The Vietnamese diplomat took the occasion to underline Vietnam’s consistent stance of giving priority to promoting and ensuring children’s rights.

As a country suffering from many wars, Vietnam treasures the value of peace and is deeply aware of the need for a comprehensive strategy to address the roots of  conflicts, in which education plays an essential role in equipping children with necessary knowledge and fostering compassion as well as the love of peace in their  heart, he said.

Quy noted that Vietnam is the first country in Asia and the second in the world to ratify the UN Convention on the Rights of the Child. During its first tenure in the UN Security Council in 2008-09, Vietnam worked closely with other countries to adopt Resolution 1882 on children and armed conflicts.

He affirmed that Vietnam will continue to join hands with the international community in efforts to protect children in armed conflicts.

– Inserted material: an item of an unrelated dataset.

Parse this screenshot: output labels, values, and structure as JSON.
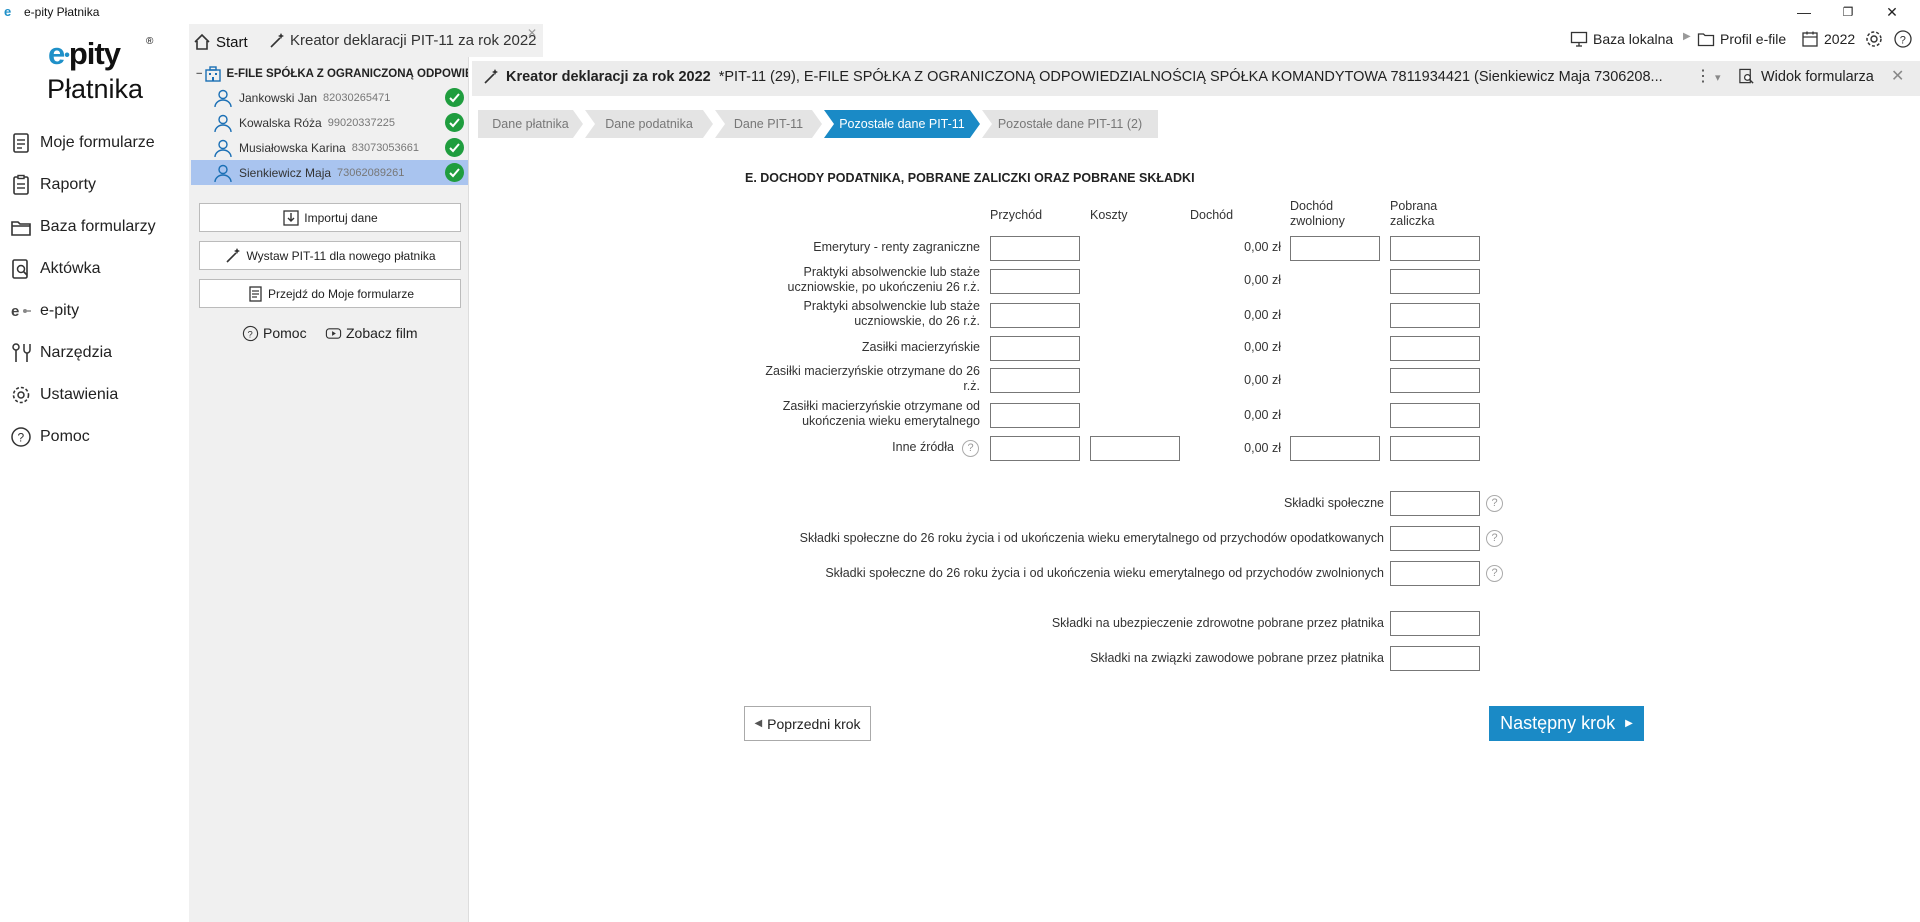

At the debate, the UN Secretary General Special Representative Virginia Gamba said in the updated report on children and armed conflicts that serious violations  continued with more than 24,000 cases in 2018, up more than 1,000 cases from the previous year. The number of children killed or maimed last year reached a  record high.

More than 80 countries participated in the debate, demonstrating the international community’s attention to the issue. The countries appreciated the organisation of the debate on the 30th anniversary of the UN Convention on the Rights of the Child, the 10th anniversary of the UNSC’s first resolution on the issue and the 10th  anniversary of Resolution 1882 condemning the killing, maiming of and sexual violence against children.

Countries noted that despite efforts made, serious violations continue and even increase in many areas at an alarming rate. They urged the UNSC to intensify efforts  to prevent and address armed conflicts as well as promote post-conflict reconstruction, while sharing their stances and experience for better protection of children.-VNA/VNP